A Federal Judge Has Ruled Texas Cannot Challenge The U.S. EEOC's Guidance On Criminal Background Checks

A federal judge has ruled that the state of Texas cannot challenge the U.S. Equal Employment Opportunity Commission’s (EEOC) guidance on criminal background checks because the state is not presently at risk of being penalized for refusing to adopt the policy. You might recall that this suit was filed last November by Texas Attorney General Greg Abbott filed a legal action which challenged the Equal Employment Opportunity Commission (EEOC) “enforcement guidance” that limits the use of criminal records during the hiring process.  
Those who conduct employment background checks should read on to learn why this case was so important, but why you shouldn’t despair over the ruling.
The suit claimed that EEOC guidelines unlawfully limit the ability of employers – including the State of Texas and its agencies–from excluding convicted felons from employment.
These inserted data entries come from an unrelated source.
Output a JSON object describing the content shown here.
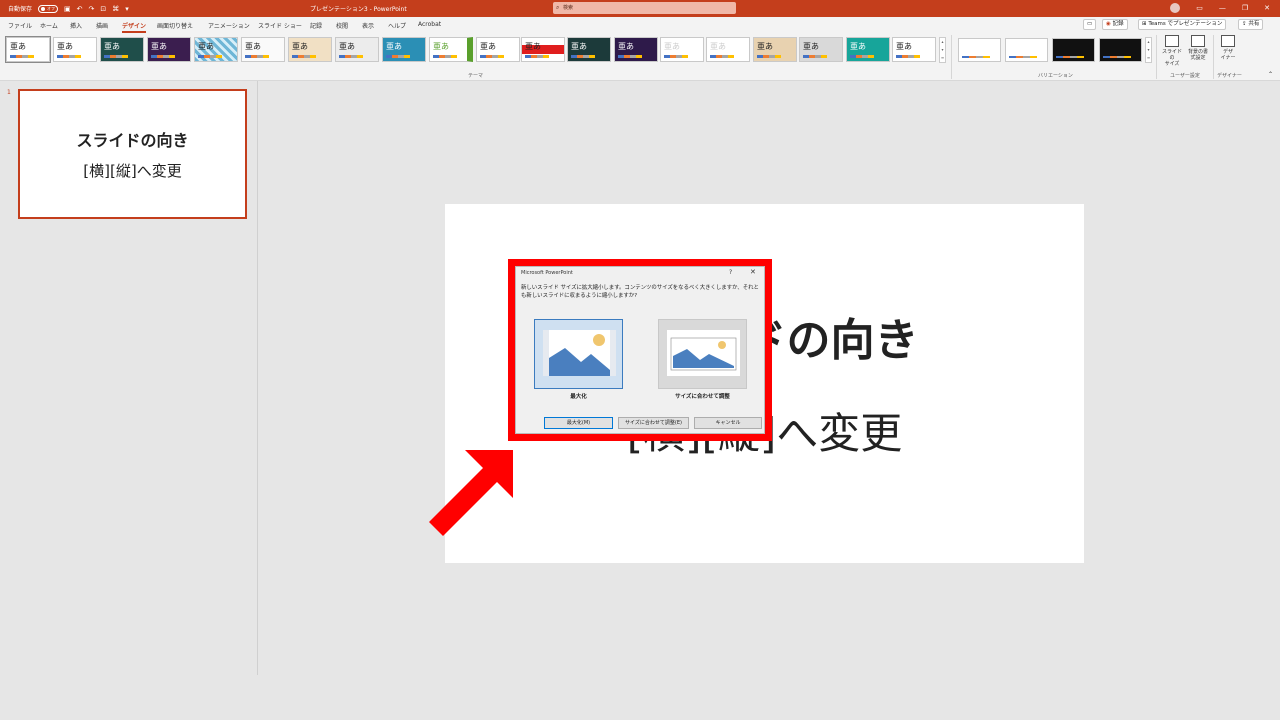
{
  "titlebar": {
    "autosave_label": "自動保存",
    "autosave_state": "オフ",
    "document_title": "プレゼンテーション3  -  PowerPoint",
    "search_placeholder": "検索"
  },
  "tabs": [
    "ファイル",
    "ホーム",
    "挿入",
    "描画",
    "デザイン",
    "画面切り替え",
    "アニメーション",
    "スライド ショー",
    "記録",
    "校閲",
    "表示",
    "ヘルプ",
    "Acrobat"
  ],
  "active_tab": "デザイン",
  "ribbon_right_buttons": {
    "record": "記録",
    "teams": "Teams でプレゼンテーション",
    "share": "共有"
  },
  "ribbon": {
    "theme_glyph": "亜あ",
    "themes_group_label": "テーマ",
    "variations_group_label": "バリエーション",
    "slide_size_label": "スライドの\nサイズ",
    "format_bg_label": "背景の書\n式設定",
    "user_settings_label": "ユーザー設定",
    "designer_label": "デザ\nイナー",
    "designer_group_label": "デザイナー"
  },
  "thumbnail": {
    "number": "1",
    "title": "スライドの向き",
    "subtitle": "[横][縦]へ変更"
  },
  "slide": {
    "title": "スライドの向き",
    "subtitle": "[横][縦]へ変更"
  },
  "dialog": {
    "title": "Microsoft PowerPoint",
    "help": "?",
    "close": "✕",
    "message": "新しいスライド サイズに拡大縮小します。コンテンツのサイズをなるべく大きくしますか、それとも新しいスライドに収まるように縮小しますか?",
    "option_maximize": "最大化",
    "option_fit": "サイズに合わせて調整",
    "btn_maximize": "最大化(M)",
    "btn_fit": "サイズに合わせて調整(E)",
    "btn_cancel": "キャンセル"
  },
  "colors": {
    "accent": "#c43e1c",
    "highlight": "#ff0000"
  }
}
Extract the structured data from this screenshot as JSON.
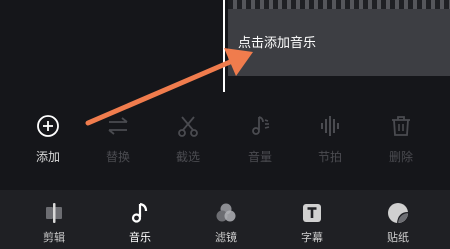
{
  "timeline": {
    "music_track_label": "点击添加音乐"
  },
  "toolbar": {
    "tools": [
      {
        "label": "添加",
        "icon": "add-circle-icon",
        "enabled": true
      },
      {
        "label": "替换",
        "icon": "swap-icon",
        "enabled": false
      },
      {
        "label": "截选",
        "icon": "scissors-icon",
        "enabled": false
      },
      {
        "label": "音量",
        "icon": "volume-icon",
        "enabled": false
      },
      {
        "label": "节拍",
        "icon": "beat-icon",
        "enabled": false
      },
      {
        "label": "删除",
        "icon": "trash-icon",
        "enabled": false
      }
    ]
  },
  "bottom_nav": {
    "items": [
      {
        "label": "剪辑",
        "icon": "clip-edit-icon",
        "active": false
      },
      {
        "label": "音乐",
        "icon": "music-note-icon",
        "active": true
      },
      {
        "label": "滤镜",
        "icon": "filter-icon",
        "active": false
      },
      {
        "label": "字幕",
        "icon": "subtitle-icon",
        "active": false
      },
      {
        "label": "贴纸",
        "icon": "sticker-icon",
        "active": false
      }
    ]
  },
  "colors": {
    "background": "#15161a",
    "nav_background": "#1f2024",
    "track": "#3d3e43",
    "arrow": "#f07c4d",
    "disabled": "#4a4b50"
  }
}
The complaint challenged the Commission’s statutory authority under Title VII to improperly “bully” the State and its agencies at the expense of the safety of Texans. As my colleague Angela Preston highlighted last November, the compliant asked the federal court for the following relief:
  • A declaratory judgment that the State of Texas and its agencies are entitled to maintain and enforce state laws and policies that absolutely bar convicted felons – or a certain category of convicted felons – from government employment;
  • A declaration that the EEOC cannot enforce its guidelines against the State of Texas – and an injunction that bars the EEOC from issuing right-to-sue letters to persons seeking to pursue this type of discrimination charge against the State of Texas or any of its agencies;
  • a judgment holding unlawful and setting aside the EEOC’s hiring guidelines.
This suit was the first, and so far only direct challenge to the EEOC’s controversial criminal background check enforcement guidance, which went into effect in April, 2012. 
While the case wasn’t able to move forward, the ruling didn’t even address the legality of the guidance.  The judge simply said that the state couldn’t challenge the EEOC unless they were at risk of facing penalty for not complying with it.  Unfortunately, it looks like we’re going to have to wait for insight from the courts until an entity (private or public employer) has been sued for alleged non-compliance.     
I might be wrong about this, but I don’t see EEOC poking the bear by going after a state for non-compliance.  States tend to have the resources and political will to see these things through.  My guess is that they will continue to go after private employers who could spend millions fighting the allegations but might not have the will or resource to challenge the constitutionality of the guidance.